Consider for a moment what a complete history of just your Internet searches alone might reveal. Chances are the list would offer pretty good clues as to your political leanings, your health condition, your finances, your job satisfaction, your marital fidelity, your obsessions and addictions, and plenty else that you may want to keep private.
Add to that the full archive of your Web e-mails—and depending on what other Yahoo or Google services you use, a partial or full record of your Web surfing habits—and these companies have got a fairly comprehensive digital dossier on you, me and several hundred million other people.
This is a treasure trove by any accounting, and potentially a very valuable, perfectly legitimate asset to criminal and terrorism investigations. But such an accumulation of personal data also presents a tempting target for intrusive fishing expeditions by law enforcement, divorce lawyers, government prosecutors and even less savory characters.
What’s more, the whereabouts of this data are generally kept secret. The records are sequestered in undisclosed locations, entirely out of our control, and may even be stored in a country other than the one in which a user lives, raising potential legal complications.
In China, both companies have come under fire for complying with the communist regime’s censoring of the Internet. Yahoo has twice turned over personally identifying information about Chinese dissidents that led to their being jailed.
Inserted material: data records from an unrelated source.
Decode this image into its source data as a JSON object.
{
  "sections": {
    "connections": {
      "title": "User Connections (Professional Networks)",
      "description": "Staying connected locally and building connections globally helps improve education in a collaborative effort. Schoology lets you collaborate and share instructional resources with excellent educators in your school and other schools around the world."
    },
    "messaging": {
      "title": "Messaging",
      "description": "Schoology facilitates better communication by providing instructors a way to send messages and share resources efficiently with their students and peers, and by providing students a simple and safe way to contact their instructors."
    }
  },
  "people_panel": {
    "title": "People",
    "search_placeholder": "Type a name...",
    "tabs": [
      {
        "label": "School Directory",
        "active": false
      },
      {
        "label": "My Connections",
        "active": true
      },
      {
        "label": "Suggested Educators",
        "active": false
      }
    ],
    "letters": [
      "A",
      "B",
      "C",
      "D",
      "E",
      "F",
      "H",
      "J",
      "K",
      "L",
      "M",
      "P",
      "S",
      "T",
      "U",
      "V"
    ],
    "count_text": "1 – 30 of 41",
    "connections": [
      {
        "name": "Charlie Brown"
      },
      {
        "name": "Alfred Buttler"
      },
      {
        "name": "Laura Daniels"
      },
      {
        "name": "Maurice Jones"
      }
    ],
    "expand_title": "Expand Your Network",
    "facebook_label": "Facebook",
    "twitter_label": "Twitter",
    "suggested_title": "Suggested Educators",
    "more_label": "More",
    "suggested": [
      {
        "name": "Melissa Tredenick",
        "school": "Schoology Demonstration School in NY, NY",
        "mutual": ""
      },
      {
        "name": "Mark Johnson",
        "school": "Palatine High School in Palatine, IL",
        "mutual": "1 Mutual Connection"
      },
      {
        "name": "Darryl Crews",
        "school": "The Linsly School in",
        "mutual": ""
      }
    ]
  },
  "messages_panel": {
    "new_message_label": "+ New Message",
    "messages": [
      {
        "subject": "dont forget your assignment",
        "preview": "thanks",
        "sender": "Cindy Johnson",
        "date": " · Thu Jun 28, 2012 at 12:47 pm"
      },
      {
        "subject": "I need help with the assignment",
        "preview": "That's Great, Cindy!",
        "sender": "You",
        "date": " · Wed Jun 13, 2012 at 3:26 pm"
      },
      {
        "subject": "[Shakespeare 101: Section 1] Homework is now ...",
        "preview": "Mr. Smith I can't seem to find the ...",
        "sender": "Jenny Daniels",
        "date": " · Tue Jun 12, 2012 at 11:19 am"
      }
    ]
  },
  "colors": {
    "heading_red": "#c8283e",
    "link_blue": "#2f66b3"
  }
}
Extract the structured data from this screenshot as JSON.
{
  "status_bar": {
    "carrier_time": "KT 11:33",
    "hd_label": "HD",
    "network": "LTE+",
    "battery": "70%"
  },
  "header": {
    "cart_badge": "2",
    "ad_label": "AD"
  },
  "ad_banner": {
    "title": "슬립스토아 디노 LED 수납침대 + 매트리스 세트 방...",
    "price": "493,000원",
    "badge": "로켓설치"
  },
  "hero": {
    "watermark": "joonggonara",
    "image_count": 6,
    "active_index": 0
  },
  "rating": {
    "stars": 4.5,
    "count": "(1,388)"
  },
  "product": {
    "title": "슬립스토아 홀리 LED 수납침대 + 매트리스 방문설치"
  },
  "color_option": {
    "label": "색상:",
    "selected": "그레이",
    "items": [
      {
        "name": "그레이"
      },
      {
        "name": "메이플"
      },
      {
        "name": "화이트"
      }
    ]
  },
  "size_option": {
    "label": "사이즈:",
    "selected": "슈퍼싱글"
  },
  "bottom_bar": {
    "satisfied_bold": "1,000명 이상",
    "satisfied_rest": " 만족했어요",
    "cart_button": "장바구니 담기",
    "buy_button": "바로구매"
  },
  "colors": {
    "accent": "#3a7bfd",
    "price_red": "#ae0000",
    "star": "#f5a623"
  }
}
Here in the United States, the search engines say they comply with legal requests for information, but they rarely comment on the extent of their cooperation in handing over search data for criminal or civil cases. (In at least one case, a person’s search history was used in prosecution, but that information was skimmed from his own computer.) Nevertheless, unless laws are rewritten or company policies changed, the search engines will find themselves increasingly bombarded with subpoenas for their users’ search histories.
Dig last updated on Feb. 14, 2006